Saturday, May 4, 2013

Are You Saved?

Are you saved?

Have you ever been asked this question? Has anyone ever told you that Catholics think they can work their way into Heaven?

The Catholic Church does not now, nor has it ever, taught a doctrine of salvation by works - that we can “work” our way into Heaven. And, the Bible does not teach that we are saved by “faith alone.” The only place in all of Scripture where the phrase “Faith Alone” appears, is in James 2:24, where it says that we are not justified (or saved) by faith alone. However, if works have nothing to do with our salvation, then how come every passage in the New Testament that talks about judgment says we will be judged by our works, not by whether or not we have faith alone? (See Rom 2, Matthew 15 and 16, 1 Ptr 1, Rev 20 and 22, 2 Cor 5, and many, many more verses).

If we are saved by faith alone, why does 1 Cor 13:13 say that love is greater than faith? Shouldn’t it be the other way around?

As Catholics we believe that we are saved by God’s grace alone. We can do nothing, apart from God’s grace, to receive the free gift of salvation. We also believe, however, that we have to respond to God’s grace. Protestants believe that, too. However, many Protestants believe that the only response necessary is an act of faith; whereas, Catholics believe a response of "faith and works" is necessary, or, as the Bible puts it in Galatians 5:6, “For in Christ Jesus neither circumcision nor uncircumsion is of any avail, but faith working through love." (Just as the Church teaches.)

St. Paul said he needed to work out his salvation with "fear and trembling." If anyone professed their faith in Jesus it was Paul. If he felt so assured of his salvation because of his faith alone in Jesus, why then would he be trembling, and have to work out his salvation?

So, the next time someone asks you if you are saved, the Catholic should reply:

As the Bible says, I am already saved (Rom. 8:24, Eph. 2:5–8), but I’m also being saved (1 Cor. 1:8, 2 Cor. 2:15, Phil. 2:12), and I have the hope that I will be saved (Rom. 5:9–10, 1 Cor. 3:12–15). Like the apostle Paul I am working out my salvation in fear and trembling (Phil. 2:12), with hopeful confidence in the promises of Christ (Rom. 5:2, 2 Tim. 2:11–13)." ♥


  1. Those passages and what is being pointed out here actually would be helpful to have memorized for conversations with 'born again' Christians. Usually they they hit a Catholic with one bible quote and the Catholic panics and doesn't have anything to say. Just a little bit of informed back-and-forth in our part can be helpful.

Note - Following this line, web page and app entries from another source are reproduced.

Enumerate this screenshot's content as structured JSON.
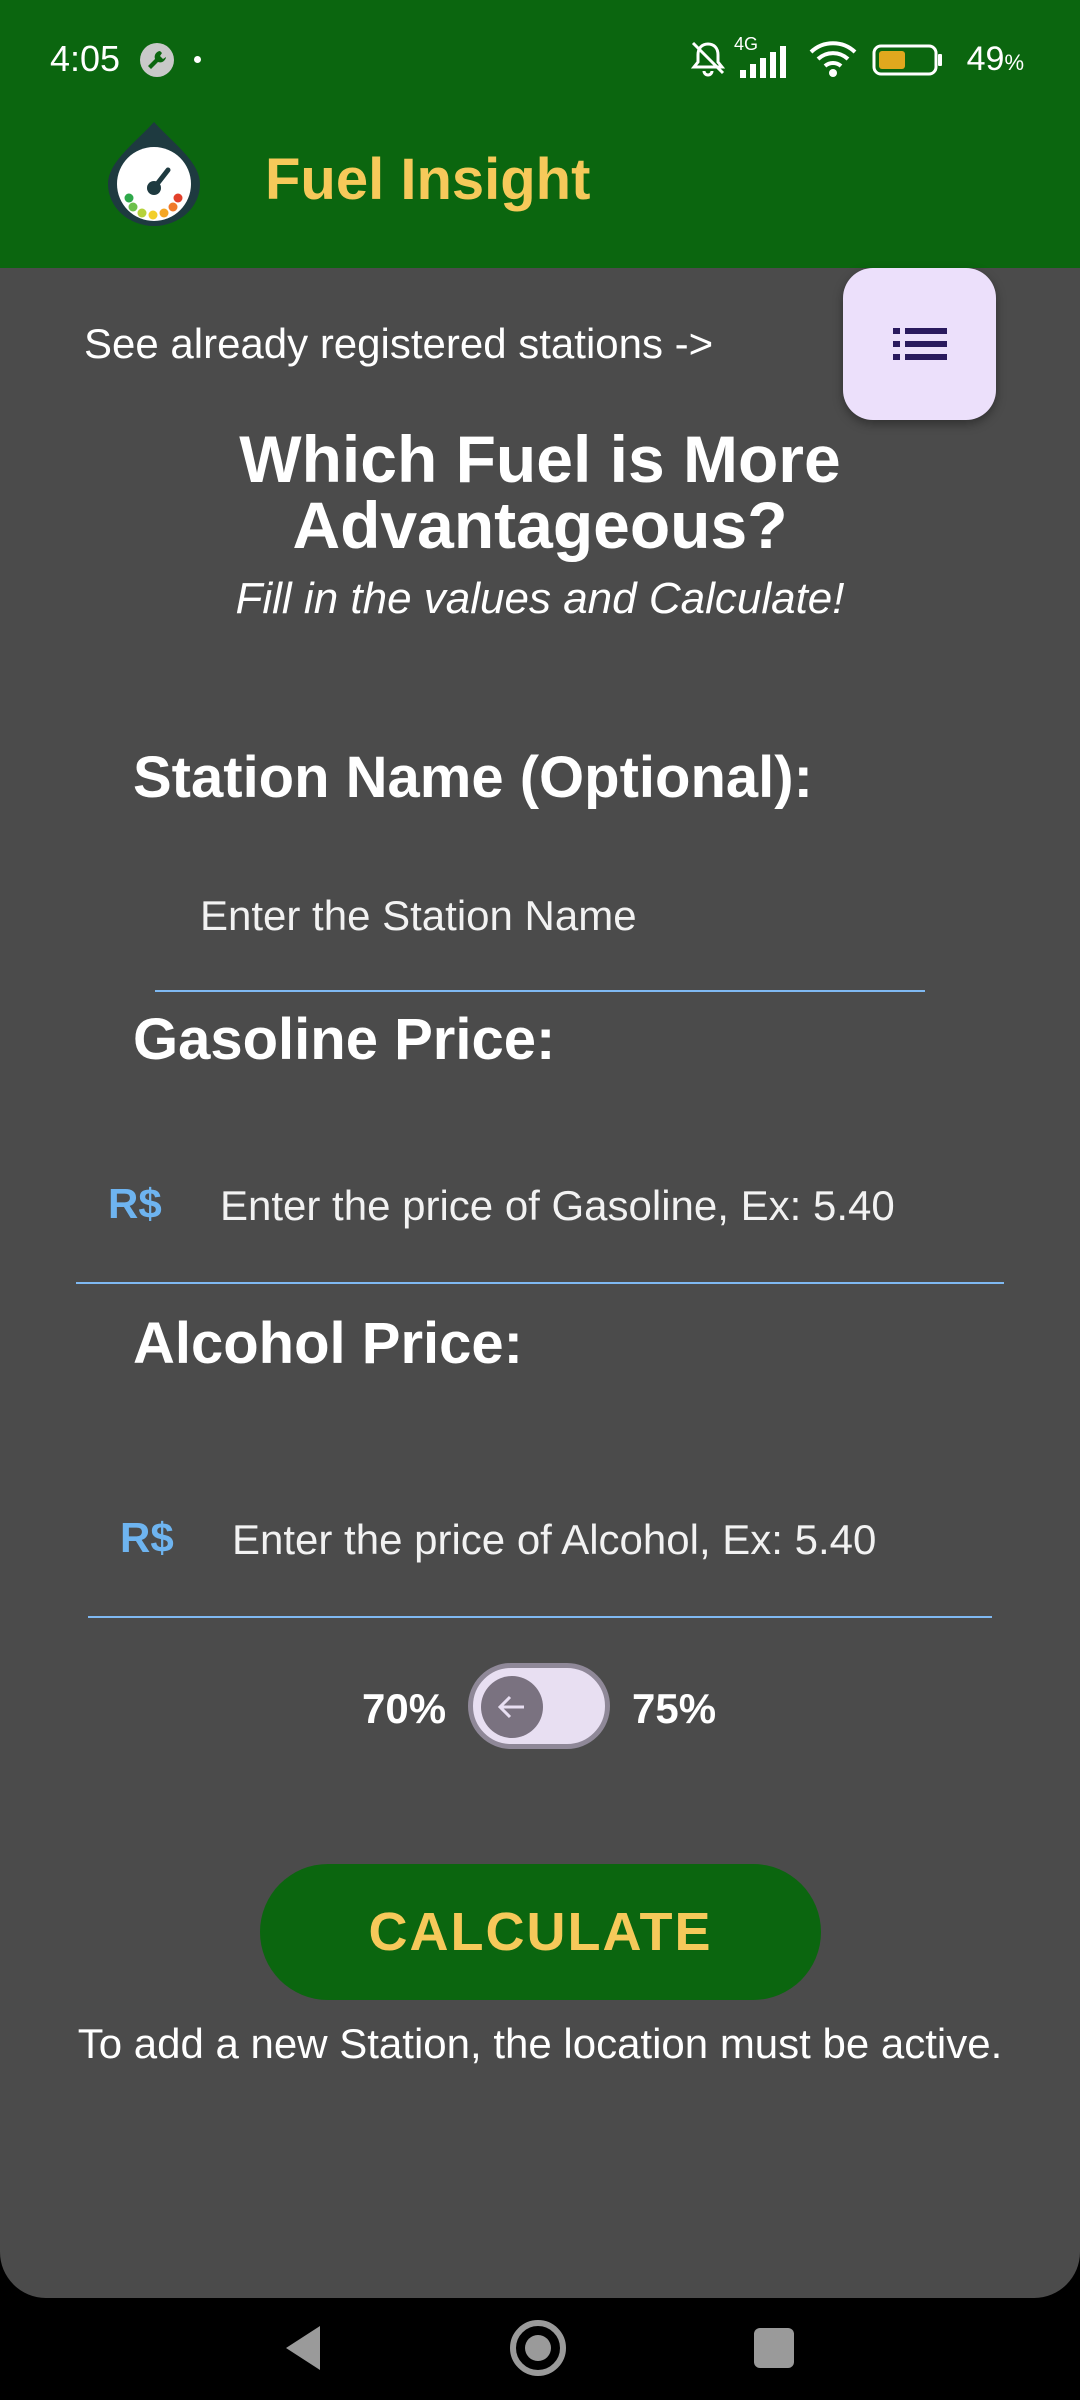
{
  "status_bar": {
    "time": "4:05",
    "battery_percent": "49",
    "battery_unit": "%",
    "network": "4G"
  },
  "app_bar": {
    "title": "Fuel Insight",
    "logo_icon": "gauge-drop-logo"
  },
  "main": {
    "see_stations_text": "See already registered stations ->",
    "list_button_icon": "list-icon",
    "heading_line1": "Which Fuel is More",
    "heading_line2": "Advantageous?",
    "subheading": "Fill in the values and Calculate!",
    "station": {
      "label": "Station Name (Optional):",
      "placeholder": "Enter the Station Name",
      "value": ""
    },
    "gasoline": {
      "label": "Gasoline Price:",
      "prefix": "R$",
      "placeholder": "Enter the price of Gasoline, Ex: 5.40",
      "value": ""
    },
    "alcohol": {
      "label": "Alcohol Price:",
      "prefix": "R$",
      "placeholder": "Enter the price of Alcohol, Ex: 5.40",
      "value": ""
    },
    "ratio_toggle": {
      "left_label": "70%",
      "right_label": "75%",
      "selected": "70%"
    },
    "calculate_label": "CALCULATE",
    "note": "To add a new Station, the location must be active."
  },
  "colors": {
    "app_bar": "#0b660f",
    "title_accent": "#f6c95a",
    "panel": "#4b4b4b",
    "underline": "#7fb9f2",
    "fab": "#ece0fb"
  }
}
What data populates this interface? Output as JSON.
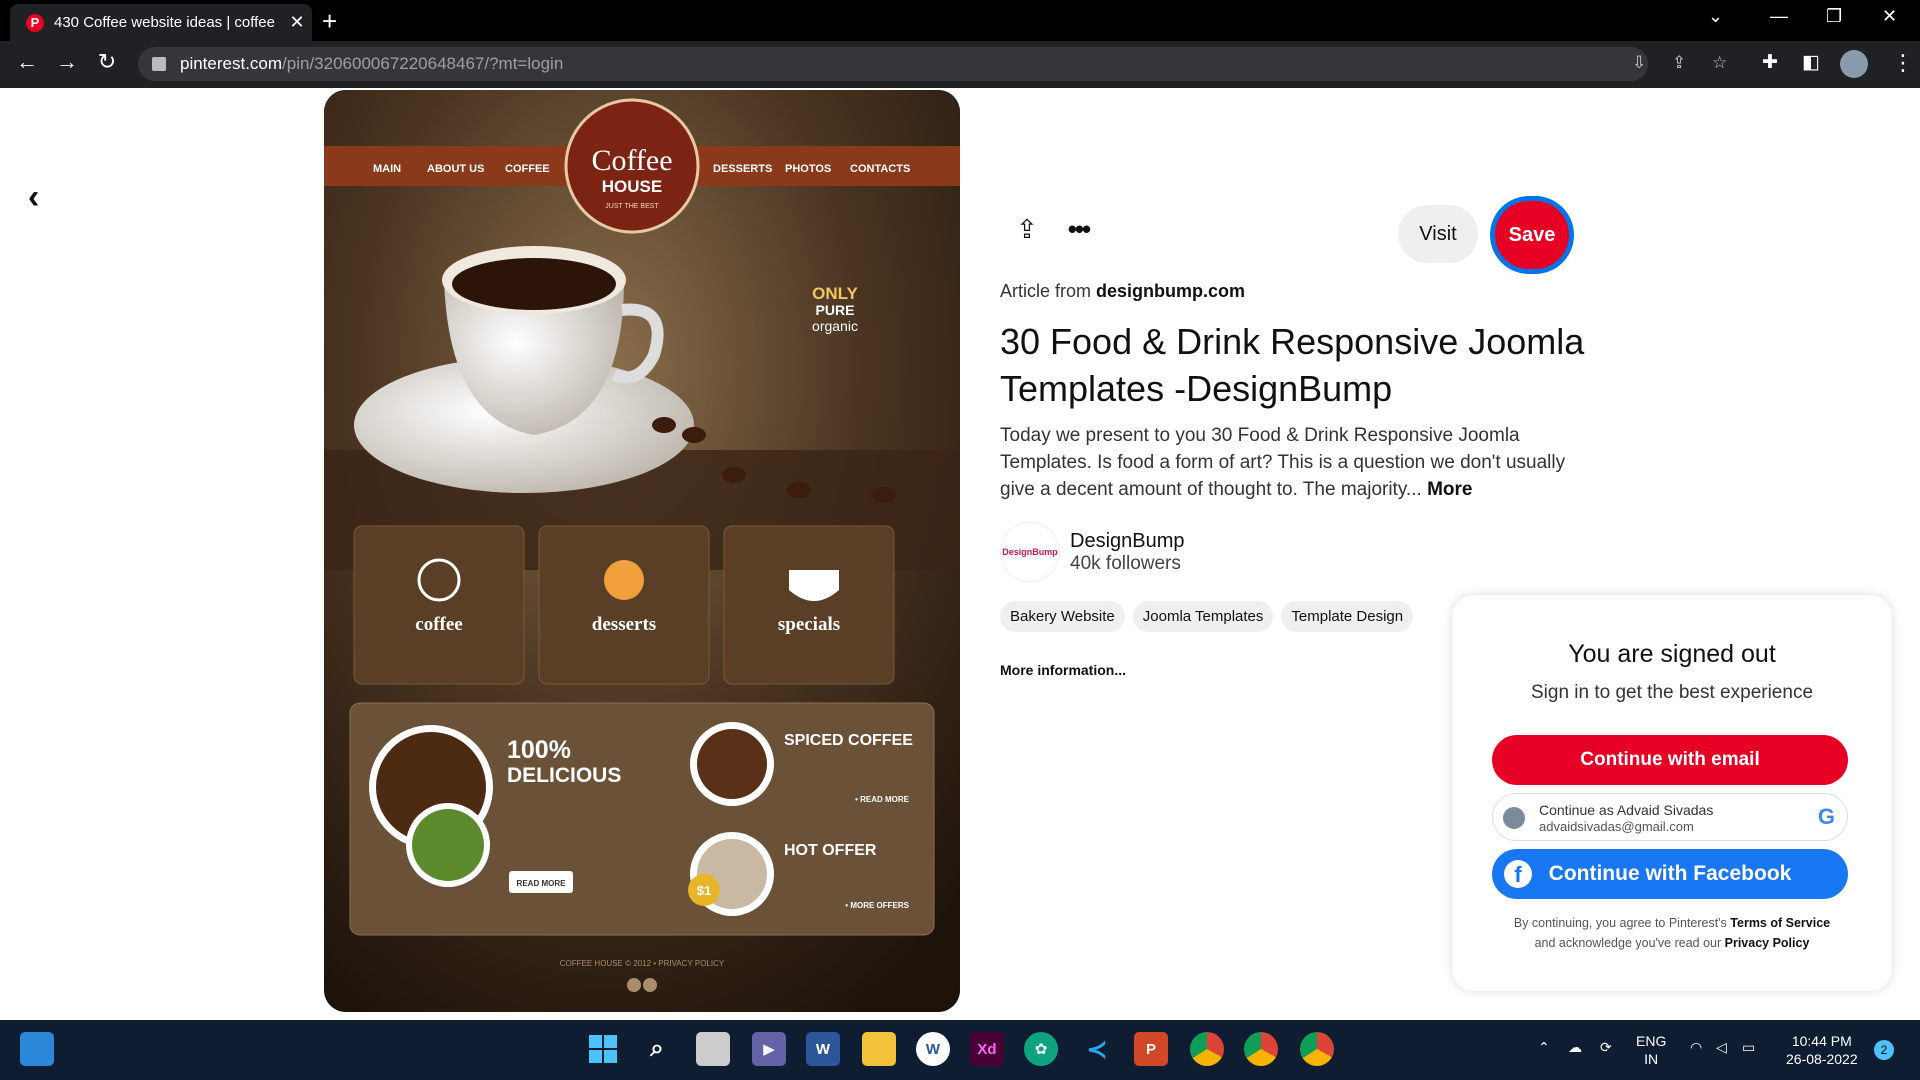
{
  "browser": {
    "tab_title": "430 Coffee website ideas | coffee",
    "tab_favicon": "P",
    "url_host": "pinterest.com",
    "url_path": "/pin/320600067220648467/?mt=login"
  },
  "pin": {
    "visit_label": "Visit",
    "save_label": "Save",
    "article_prefix": "Article from",
    "article_source": "designbump.com",
    "title": "30 Food & Drink Responsive Joomla Templates -DesignBump",
    "description": "Today we present to you 30 Food & Drink Responsive Joomla Templates. Is food a form of art? This is a question we don't usually give a decent amount of thought to. The majority...",
    "more_label": "More",
    "creator_name": "DesignBump",
    "creator_logo_text": "DesignBump",
    "creator_followers": "40k followers",
    "tags": [
      "Bakery Website",
      "Joomla Templates",
      "Template Design"
    ],
    "more_information": "More information..."
  },
  "image": {
    "nav_left": [
      "MAIN",
      "ABOUT US",
      "COFFEE"
    ],
    "nav_right": [
      "DESSERTS",
      "PHOTOS",
      "CONTACTS"
    ],
    "logo_line1": "Coffee",
    "logo_line2": "HOUSE",
    "logo_tag": "JUST THE BEST",
    "only_line1": "ONLY",
    "only_line2": "PURE",
    "only_line3": "organic",
    "tiles": [
      "coffee",
      "desserts",
      "specials"
    ],
    "promo_title1": "100%",
    "promo_title2": "DELICIOUS",
    "read_more": "READ MORE",
    "spiced": "SPICED COFFEE",
    "spiced_link": "• READ MORE",
    "hot": "HOT OFFER",
    "hot_link": "• MORE OFFERS",
    "price": "$1",
    "footer": "COFFEE HOUSE © 2012 • PRIVACY POLICY"
  },
  "modal": {
    "heading": "You are signed out",
    "subheading": "Sign in to get the best experience",
    "email_button": "Continue with email",
    "google_line1": "Continue as Advaid Sivadas",
    "google_line2": "advaidsivadas@gmail.com",
    "google_icon": "G",
    "facebook_button": "Continue with Facebook",
    "facebook_icon": "f",
    "terms_prefix": "By continuing, you agree to Pinterest's",
    "terms_link": "Terms of Service",
    "terms_mid": "and acknowledge you've read our",
    "privacy_link": "Privacy Policy"
  },
  "taskbar": {
    "lang1": "ENG",
    "lang2": "IN",
    "time": "10:44 PM",
    "date": "26-08-2022",
    "notif_count": "2",
    "apps": [
      "start",
      "search",
      "file-explorer",
      "teams",
      "word",
      "folder",
      "wordpad",
      "xd",
      "chatgpt",
      "vscode",
      "powerpoint",
      "chrome",
      "chrome",
      "chrome"
    ]
  },
  "colors": {
    "pinterest_red": "#e60023",
    "facebook_blue": "#1877f2",
    "focus_ring": "#0074e8"
  }
}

  2. I am always amazed when reading the "saved through works" argument that no one points out the obvious.

    That for those saved through faith in Christ, good works are a natural result of that grace.

    In other words, it isn't "works" that get you to heaven. The "works" comes naturally as a reflection of faith. Not as a requirement for it.

    Someone living in faith projects the grace of God which is what is meant by: "we will be judged by our works.

  3. Ephesians 2:8-9 says "For by grace you have been saved through faith, and that not of yourselves; it is the gift of God, not of works, lest anyone should boast."

    Works is a sign and result of faith: James 2:26 "For as the body apart from the spirit is dead, so also faith apart from works is dead."

    And the reward for works is in proportion to ones works so therefore cannot be salvation:
    "The Son of Man will come in the glory of His Father with His angels, and then He will reward each according to his works" (Matthew 16:27).
    "[God] will render to each one according to his deeds" (Romans 2:6).
    "He who plants and he who waters are one, and each one will receive his own reward according to his own labor" (1 Corinthians 3:8).

  4. I always answer back to these questions thus: "Saved? No. Redeemed? Yes!"

    There is a great need to catechise Catholics about the difference between redemption [something Our Lord won for all men by His Death on Calvary] and each man's individual salvation, awarded him/denied him, at the particular judgment. When we grasp this, we have a great tool to convert those outside the Church.